At the height of the pandemic in 2021, two-thirds (67 per cent) of Australians were working from home, compared to 41 per cent pre-COVID. We certainly had many employees doing their jobs remotely for several months.
While many are now back in our office full-time, some are taking advantage of our more flexible rules, working at least a day or two in the home office.
Depending on your industry, you may or may not have the same situation.
During the pandemic, people educated themselves – and we educated our clients – on the rules around work from home tax deductions. But with the introduction of a draft paper from the ATO, there has been a key change.
Draft Practical Compliance Guideline (PCG) 2022/D4, published by the ATO, outlines a new method for claiming work from home expenses.

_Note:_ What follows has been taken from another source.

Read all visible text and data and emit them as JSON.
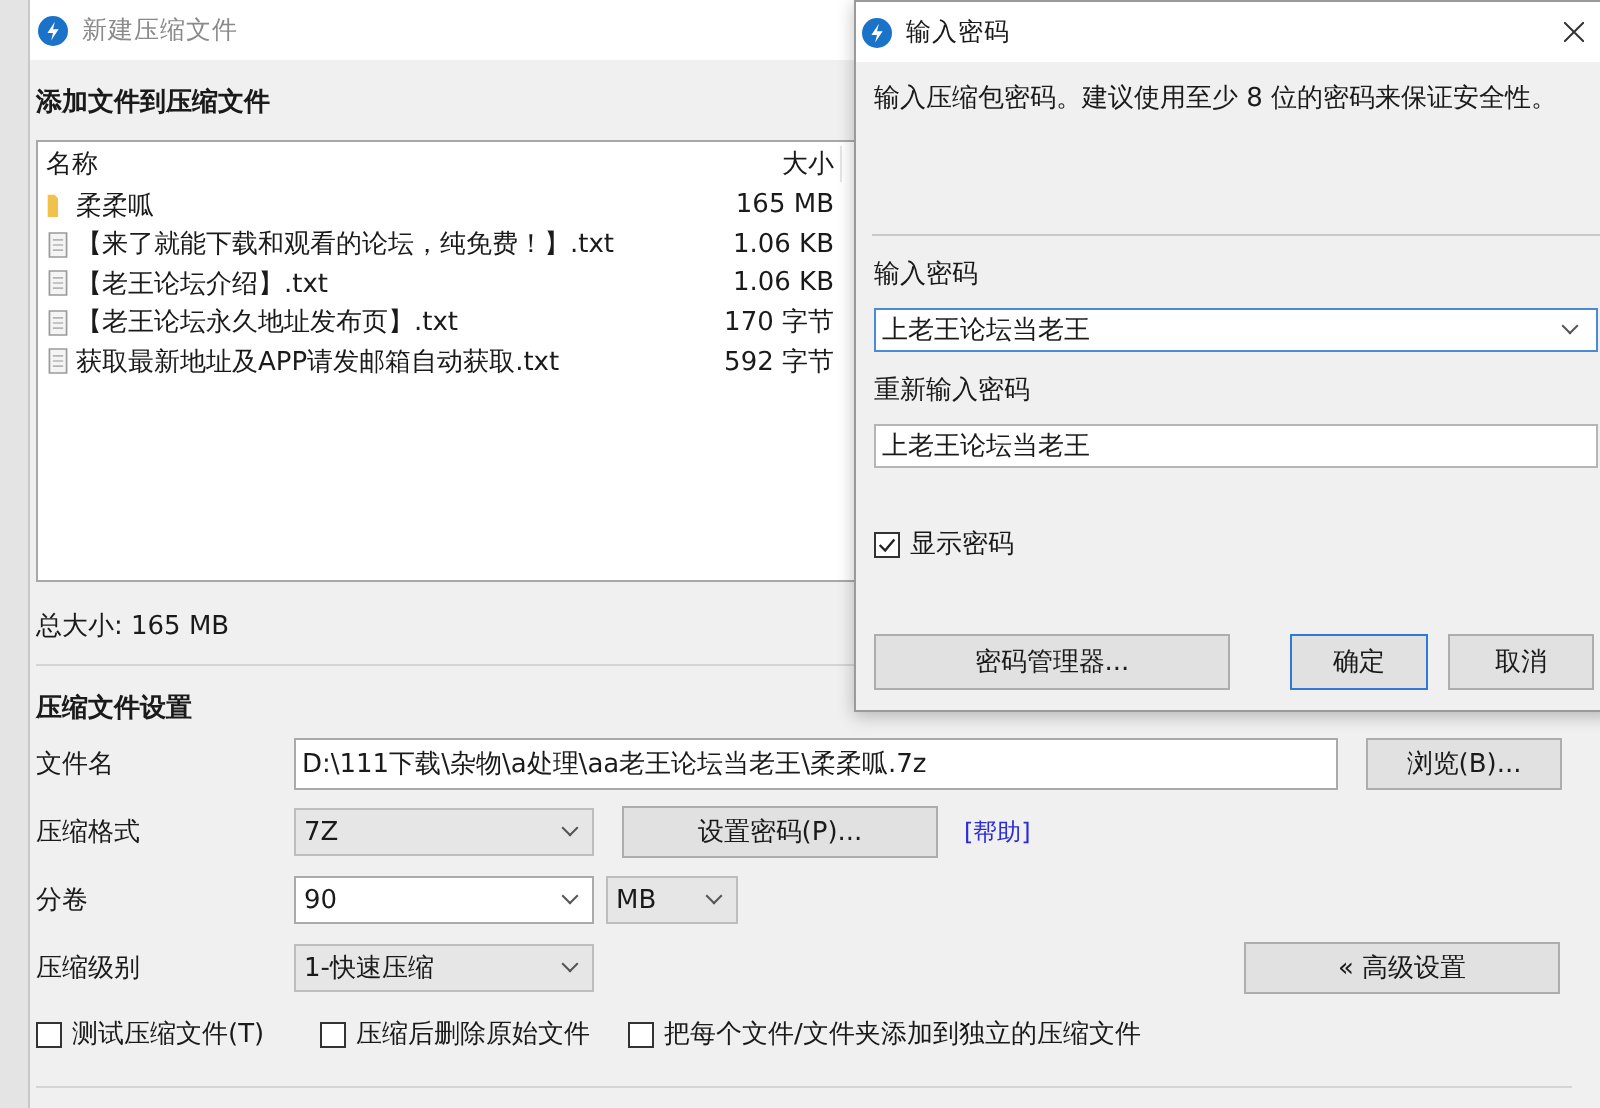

As a recap, before COVID, work-from-home tax deductions could be calculated in one of the following ways:
The shortcut method – available from 1 March 2020 to 30 June 2022
The fixed-rate method – available from 1 July 1998 to 30 June 2022
However, under the draft guidance, as of 1 July 2022, work-from-home taxpayers can continue to claim ‘actual expenses’ or use a revised fixed rate method.
The revised fixed-rate method is used for calculating work-related additional running expenses incurred as a result of working from home,
As of 1 July 2022, the fixed rate has dropped from 80c to 67c.
To claim a deduction, you must be able to demonstrate both:
That you incurred the expenses, you’re claiming directly as a result of working from home
How the income-producing portion of the expenses was calculated
In other words, you must be able to provide proof.
To prove that the expenses you’re claiming are directly a result of working from home, you must be able to show the actual hours you worked from home. An estimate is no longer acceptable.
Examples of sufficient proof include:
To prove that you actually incurred the costs and how you calculated your WFH expenses, you must provide evidence such as the following:
Credit card statements
At this stage, the provision of proof clause is only draft compliance. However, it’s due to come into force on 1 January 2023. This means you must start collecting acceptable proof to claim 22/23 deductions from this date.
If you’re not claiming WFH expenses regularly and aren’t 100 per cent clear on what working-from-home expenses are deductible, here’s a quick list:
Electricity expenses for heating or cooling and lighting
Decline in value of office furniture and furnishings, as well as other items used for work, such as a laptop or tablet
Internet and phone expenses
For more detailed information on what WFH expenses you can claim, we recommend you look at the Taxation Ruling TR 93/30 Income tax: deductions for home office expenses.
If you or your employees have any questions related to work from home expenses, contact us today for personalised advice.